Logins

Ed Leighton-Dick on logins:

The first concept to understand about SQL Server’s security model is the difference between authentication and authorization.

  • Authentication defines who is being given a right. SQL Server formally calls the authentication objects principals, but you’ll also see the older terms logins and users.

  • Authorization defines what rights are being given. Formally, these are called permissions. In modern versions of SQL Server, permissions are very granular and can be found on nearly every object in the instance. There’s also a vast hierarchy that interrelates all of the permissions. (We’ll cover permissions in a future post. For now, know that they’re there.)

Ed has started a series on security basics.  Given that there are relatively few people who talk security (and even fewer who know security), I consider this a great thing.

Related Posts

Auditing Database Backups

Jovan Popovic shows how you can audit who is taking backups on an Azure SQL Managed Instance: One mechanism to ensure that nobody can take the COPY_ONLY backup of your database is to use Transparent Data Encryption that automatically encrypts all backups. In that case you would need to use Customer-managed (BYOK) TDE where you will keep […]

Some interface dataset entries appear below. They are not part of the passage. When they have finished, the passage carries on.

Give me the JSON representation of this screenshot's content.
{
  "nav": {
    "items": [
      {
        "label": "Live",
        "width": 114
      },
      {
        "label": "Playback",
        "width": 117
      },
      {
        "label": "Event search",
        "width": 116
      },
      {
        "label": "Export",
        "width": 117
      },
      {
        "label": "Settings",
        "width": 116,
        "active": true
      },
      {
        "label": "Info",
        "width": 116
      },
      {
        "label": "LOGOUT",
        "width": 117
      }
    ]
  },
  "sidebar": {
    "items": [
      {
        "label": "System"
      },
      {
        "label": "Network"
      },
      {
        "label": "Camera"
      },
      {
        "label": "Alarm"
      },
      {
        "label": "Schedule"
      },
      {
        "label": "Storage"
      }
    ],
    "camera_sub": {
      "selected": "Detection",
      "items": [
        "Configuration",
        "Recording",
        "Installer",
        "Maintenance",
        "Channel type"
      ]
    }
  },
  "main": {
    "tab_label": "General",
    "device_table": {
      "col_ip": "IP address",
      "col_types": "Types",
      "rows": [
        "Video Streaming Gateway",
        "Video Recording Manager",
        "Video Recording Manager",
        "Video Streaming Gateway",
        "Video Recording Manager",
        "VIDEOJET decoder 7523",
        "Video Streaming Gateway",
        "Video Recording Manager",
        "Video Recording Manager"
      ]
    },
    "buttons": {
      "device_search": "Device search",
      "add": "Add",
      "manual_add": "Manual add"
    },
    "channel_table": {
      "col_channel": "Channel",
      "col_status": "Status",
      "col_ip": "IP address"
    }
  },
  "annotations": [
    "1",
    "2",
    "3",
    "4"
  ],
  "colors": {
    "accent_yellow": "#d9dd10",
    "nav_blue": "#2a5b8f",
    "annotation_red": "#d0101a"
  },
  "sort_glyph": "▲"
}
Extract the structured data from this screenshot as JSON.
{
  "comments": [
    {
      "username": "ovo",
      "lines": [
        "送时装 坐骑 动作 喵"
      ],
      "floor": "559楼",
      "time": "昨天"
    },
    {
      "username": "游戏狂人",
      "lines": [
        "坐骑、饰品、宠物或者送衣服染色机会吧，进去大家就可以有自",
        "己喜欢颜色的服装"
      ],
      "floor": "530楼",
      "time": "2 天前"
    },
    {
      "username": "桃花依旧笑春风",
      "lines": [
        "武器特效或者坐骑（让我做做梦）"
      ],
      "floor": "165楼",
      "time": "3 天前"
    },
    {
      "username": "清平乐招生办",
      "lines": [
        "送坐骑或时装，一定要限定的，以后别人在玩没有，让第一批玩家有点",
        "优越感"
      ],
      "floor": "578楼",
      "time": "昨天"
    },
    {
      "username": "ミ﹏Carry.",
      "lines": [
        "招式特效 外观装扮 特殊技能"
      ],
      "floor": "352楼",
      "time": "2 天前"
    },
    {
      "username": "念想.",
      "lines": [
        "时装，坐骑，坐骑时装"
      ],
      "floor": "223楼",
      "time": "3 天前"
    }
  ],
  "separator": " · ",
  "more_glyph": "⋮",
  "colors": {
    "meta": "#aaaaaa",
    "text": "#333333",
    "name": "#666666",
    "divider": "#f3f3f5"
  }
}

Read More

When xp_logininfo Fails

Gianluca Sartori helps Future Gianluca (and present us in the meantime) troubleshoot issues with xp_logininfo: The user does not existThis is very easy to check: does the user exist in Windows? Did you misspell the name? You can check this from a cmd window, issuing this command: net user SomeUser /domain If you spelled the […]

Read More

Categories

January 2016
MTWTFSS
« Dec Feb »
 123
45678910
11121314151617
18192021222324
25262728293031